In Allen’s memorandum book, he recorded lecturing on slavery in the following Ontario townships: Hibbert, Hatchley, Mariposa, Colebrook, and Moscow. He also spent time in Pelham, Toronto, Gowrie, Uxbridge, Plymouth, Wellington, Bloomfield, and Pickering. On the subject of his calling to preach, Allen wrote:
My motto is to preach the preaching that the Lord bids, [re]guardless to what men may say, or what they may think. For it is God I am working for and not man. So I hold up a free salvation, every person can have it by repentance towards God & faith in our Lord Jesus Christ. My hope is built on nothing less than Jesus’ blood and righteousness. If we keep on the straight line with God we will have power to do his will. He will bless us in so doing.
Allen also believed wholeheartedly in social reform and valued the role Quaker women played in public ministry. When he fell ill during his travels, he recorded that Alma Dale, a minister from Uxbridge, was able to take over his work and run the meetings. He stated: “the Lord blest us in sending us Alma Dale.”

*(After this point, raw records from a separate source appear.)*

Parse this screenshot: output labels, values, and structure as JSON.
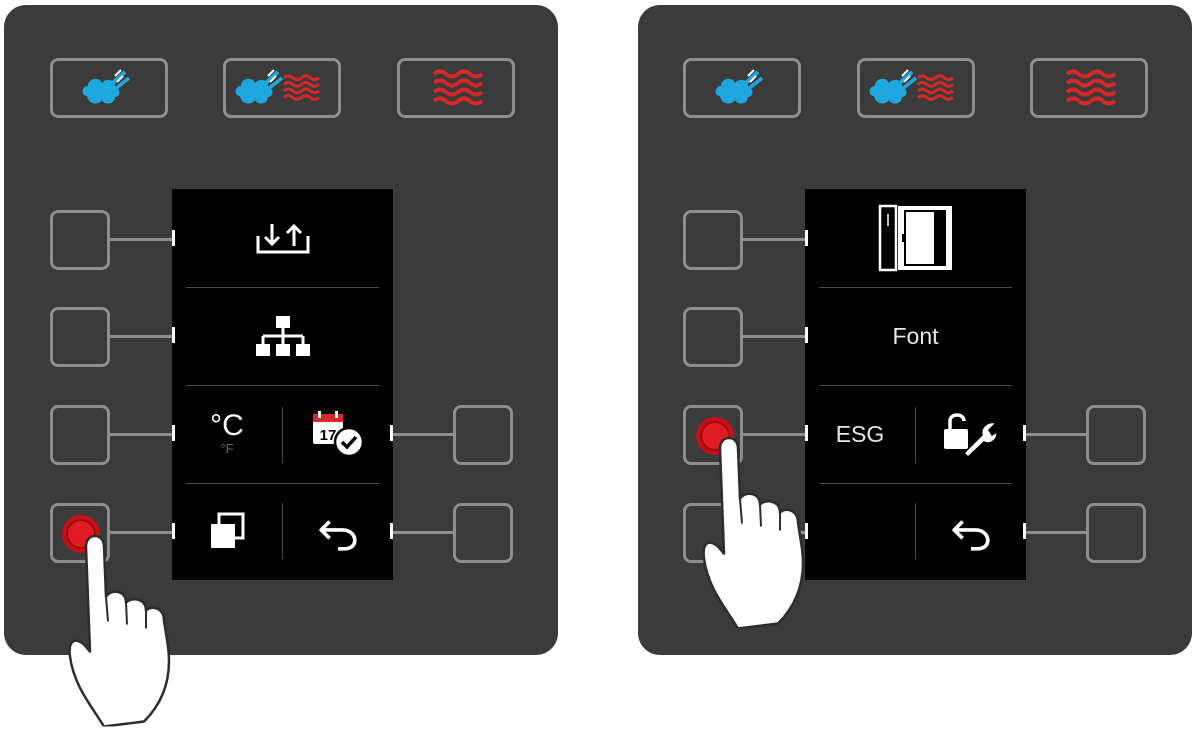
{
  "colors": {
    "panel": "#3b3b3b",
    "screen": "#000000",
    "steam": "#1ea8e0",
    "heat": "#d62828",
    "press": "#e01b24"
  },
  "left_panel": {
    "modes": [
      {
        "icon": "steam-icon"
      },
      {
        "icon": "combi-steam-heat-icon"
      },
      {
        "icon": "convection-heat-icon"
      }
    ],
    "screen": {
      "rows": [
        {
          "icon": "import-export-icon"
        },
        {
          "icon": "network-icon"
        },
        {
          "left_label": "°C",
          "left_sub": "°F",
          "right_icon": "calendar-check-icon"
        },
        {
          "left_icon": "copy-icon",
          "right_icon": "back-arrow-icon"
        }
      ]
    }
  },
  "right_panel": {
    "modes": [
      {
        "icon": "steam-icon"
      },
      {
        "icon": "combi-steam-heat-icon"
      },
      {
        "icon": "convection-heat-icon"
      }
    ],
    "screen": {
      "rows": [
        {
          "icon": "unit-door-icon"
        },
        {
          "label": "Font"
        },
        {
          "left_label": "ESG",
          "right_icon": "unlock-wrench-icon"
        },
        {
          "right_icon": "back-arrow-icon"
        }
      ]
    }
  }
}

William Allen was an influential Friend and upon his death in 1898 he left behind a lasting legacy of great faith. Described as an outstanding leader, Ryon wrote that Allen’s “eloquence and sincerity left a lasting impression upon the large audiences which gathered wherever it became known that he would hold service. As the years passed, his ministry, broadened by diligent and continuous study, won for him the distinction of being known as the ‘traveling theological seminary of the Society of Friends.’” Allen’s life and his work are a testament to the continual importance of anti-racism work and learning from the work of Black leaders.
 “A Memorial Concerning William Allen, An Esteemed Minister of Yonge St. Monthly Meeting of Friends,” Canadian Quaker Archives and Library, Newmarket, ON.
 Fred L. Ryon, “William Allen, Evangelist of the Society of Friends,” Bulletin of Friends Historical Association 47 (1958): 94. Ryon’s memoirs can also be read in the Canadian Quaker History Journal 65 (1999): 37-53.
 Ryon, “William Allen,” 99.
 Jessie M. Walton, From the Auction Block of Slavery to the Rostrum of the Quaker Ministry: The Life of William Allan (Aurora, ON: J. M. Walton, 1938).
 “William Allen’s Memorandum Book 1887-1891,” CQHJ 64 (1999): 71.
 “William Allen’s Memorandum Book 1887-1891,” 59.
 Ryon, “William Allen,” 105.